By far the hardest part of this trail for me was once it entered Rock Creek (as in, the trail was literally IN THE CREEK). I did this section mostly on my own, and 95% of the time I wasn’t sure if I was doing the right thing (I finally figured out by the time I dead-ended at the waterfall and had to crawl up next to the ladder in dire need of repair that there was no other way forward!). I had done the whole “take the boots off for the first creek crossing and then take forever to put them back on” only to realize I should’ve just kept on my Tevas (which I use for water shoes and for camp shoes) for the next hour or so. Such is life — and while I’m sure I generated beaucoup grit or something during that section, I was also cussing up a storm going through that creek.
The last 6 miles was gravel road walking past the Peter’s Mountain Road campsite, up to where the ST turned back into the woods.
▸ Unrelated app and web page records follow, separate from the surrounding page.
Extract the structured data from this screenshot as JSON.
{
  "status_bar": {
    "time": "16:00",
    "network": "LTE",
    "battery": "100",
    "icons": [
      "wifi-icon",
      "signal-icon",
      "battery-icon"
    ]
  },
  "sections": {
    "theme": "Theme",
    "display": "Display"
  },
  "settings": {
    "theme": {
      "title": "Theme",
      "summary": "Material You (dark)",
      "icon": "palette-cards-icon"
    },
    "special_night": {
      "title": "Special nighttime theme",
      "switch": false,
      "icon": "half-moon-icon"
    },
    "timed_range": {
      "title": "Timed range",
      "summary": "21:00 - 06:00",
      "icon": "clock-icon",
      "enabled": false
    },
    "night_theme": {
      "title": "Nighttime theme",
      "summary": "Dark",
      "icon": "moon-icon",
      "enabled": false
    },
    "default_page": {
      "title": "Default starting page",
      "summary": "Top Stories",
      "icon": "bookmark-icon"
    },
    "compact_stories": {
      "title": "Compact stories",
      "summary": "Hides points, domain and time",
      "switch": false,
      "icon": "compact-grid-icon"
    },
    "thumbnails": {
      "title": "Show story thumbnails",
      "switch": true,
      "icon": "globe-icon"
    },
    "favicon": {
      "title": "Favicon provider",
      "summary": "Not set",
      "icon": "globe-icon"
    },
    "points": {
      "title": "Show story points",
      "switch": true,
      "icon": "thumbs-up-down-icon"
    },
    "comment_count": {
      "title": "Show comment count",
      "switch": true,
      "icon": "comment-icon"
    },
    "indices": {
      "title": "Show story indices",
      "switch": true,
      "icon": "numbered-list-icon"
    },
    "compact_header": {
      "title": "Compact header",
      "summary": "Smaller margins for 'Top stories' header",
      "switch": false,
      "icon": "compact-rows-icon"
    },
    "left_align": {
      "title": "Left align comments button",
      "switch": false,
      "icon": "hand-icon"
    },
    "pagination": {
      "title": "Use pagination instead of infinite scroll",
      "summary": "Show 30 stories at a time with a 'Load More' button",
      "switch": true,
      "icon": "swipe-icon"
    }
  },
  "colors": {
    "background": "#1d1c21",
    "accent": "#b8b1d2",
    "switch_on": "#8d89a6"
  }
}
Not a super thrilling end, but sort of a good mental break from the hike through the creek. The drive back was super misty, and eerily beautiful!
Every time you go into the woods, you learn a bit more about what worked well and what you can improve on in the future.
What worked well for me:
- My new alcohol stove is A-W-E-S-O-M-E!!
- My new sleeping bag was possibly the coziest thing ever. I sleep very cold, so even though the temperature rating was way lower than I needed, I didn’t regret having it.
- I tried out hiking sock liners under my regular hiking socks — the jury is out until a non-rainy day on blister prevention, but I remain intrigued and they certainly didn’t hurt.
- I was way better prepared about timing my breaks by stuffing snacks in my hip pockets well in advance.
What I need to improve:
- I really need to get my act together and change out the default suspension system on my Hennessy hammock. It takes way too long to set up and take down.
- Even though I got a kitchen scale to weight my various gear, I suspect I’m still carrying too much weight.
- I’m seriously considering ditching my compass — I know this might be controversial, but it’s the only thing in my gear I’ve never actually used, and it’s not like I’m in seriously remote backcountry. Between a really great set of paper maps with lots of clearly identified landmarks and my GPS app on my phone with an external battery charger, I don’t think I’m at serious risk of getting lost more than a couple hours, especially as I’m very careful to pay attention to blazes and my general location at all times. What do y’all think?
Categorised as: outside